Objectives in the game are much more varied than in the original title.  Instead of ‘wipe out all enemies’ there are objectives like ‘protect 5 colonist bases’ or ‘destroy 8 dominion trains’.  There are such a wide variety of objectives that I never found myself getting bored with the missions, even after 26 missions.  I had so much fun playing through the missions on normal that after I beat the game I immediately began a new game on hard and started over.

In addition to the campaign mode there is also a challenge mode available to single players.  It is a good tool to prepare you for online matches.  The challenge drops you into a scenario and you are awarded a medal on how well you perform.  The challenges are very practical and are good practice even if you’ve beat that challenge before.

Finally we have online play.  The online play is amazing.  Everything from the original StarCraft has been improved.  The only complaint I have heard is that new players are often confused that some units from the original StarCraft are missing.  If you read Blizzard’s documentation on the matter this was done for a reason, but it may confuse you if you are a fan of the original.  There are normal custom matches, but there are also league matches, cooperative matches, quick matches and team matches.  Any one type of match could consume all of your spare time.  There truly is endless game play potential.

Overall this is one of the most amazing games I have ever played.  I was a fan of the original StarCraft but this game takes it to a whole new level.  I haven’t played a game that I enjoyed this much in a long time.

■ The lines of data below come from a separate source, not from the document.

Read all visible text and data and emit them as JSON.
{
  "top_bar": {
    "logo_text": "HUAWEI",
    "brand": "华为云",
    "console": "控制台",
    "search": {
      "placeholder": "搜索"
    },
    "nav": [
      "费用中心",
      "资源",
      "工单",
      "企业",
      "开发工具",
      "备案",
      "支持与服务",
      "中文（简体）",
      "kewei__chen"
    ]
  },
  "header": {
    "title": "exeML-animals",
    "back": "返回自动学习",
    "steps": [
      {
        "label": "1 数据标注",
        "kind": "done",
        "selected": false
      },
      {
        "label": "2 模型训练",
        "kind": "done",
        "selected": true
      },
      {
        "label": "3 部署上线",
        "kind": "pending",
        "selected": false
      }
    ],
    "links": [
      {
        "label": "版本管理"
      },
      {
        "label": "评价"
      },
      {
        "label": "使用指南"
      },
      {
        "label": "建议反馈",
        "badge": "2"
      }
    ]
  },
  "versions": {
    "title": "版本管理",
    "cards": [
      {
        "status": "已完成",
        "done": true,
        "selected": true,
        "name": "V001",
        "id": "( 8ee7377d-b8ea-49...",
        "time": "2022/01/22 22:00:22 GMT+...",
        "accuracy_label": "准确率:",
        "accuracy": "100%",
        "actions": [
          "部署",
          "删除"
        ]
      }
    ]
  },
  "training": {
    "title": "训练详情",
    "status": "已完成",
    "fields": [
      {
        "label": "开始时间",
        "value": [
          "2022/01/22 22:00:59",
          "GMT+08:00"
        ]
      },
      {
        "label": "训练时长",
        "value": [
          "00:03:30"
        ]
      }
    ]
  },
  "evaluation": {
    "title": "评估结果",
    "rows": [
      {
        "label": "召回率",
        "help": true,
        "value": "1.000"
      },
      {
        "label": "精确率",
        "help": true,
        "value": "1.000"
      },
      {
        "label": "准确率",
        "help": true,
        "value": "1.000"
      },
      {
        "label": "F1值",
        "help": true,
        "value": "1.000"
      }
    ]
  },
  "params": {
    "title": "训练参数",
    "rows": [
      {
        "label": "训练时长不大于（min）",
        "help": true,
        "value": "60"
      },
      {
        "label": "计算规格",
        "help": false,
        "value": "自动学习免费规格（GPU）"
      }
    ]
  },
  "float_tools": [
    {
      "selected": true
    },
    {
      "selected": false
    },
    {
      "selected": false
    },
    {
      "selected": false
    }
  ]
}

* Improves on the original StarCraft.
* Tons of content.


* Kiss your life goodbye.

Is it fun: Yes
Score: 10/10
System: Mac (
Genre: Real-Time Strategy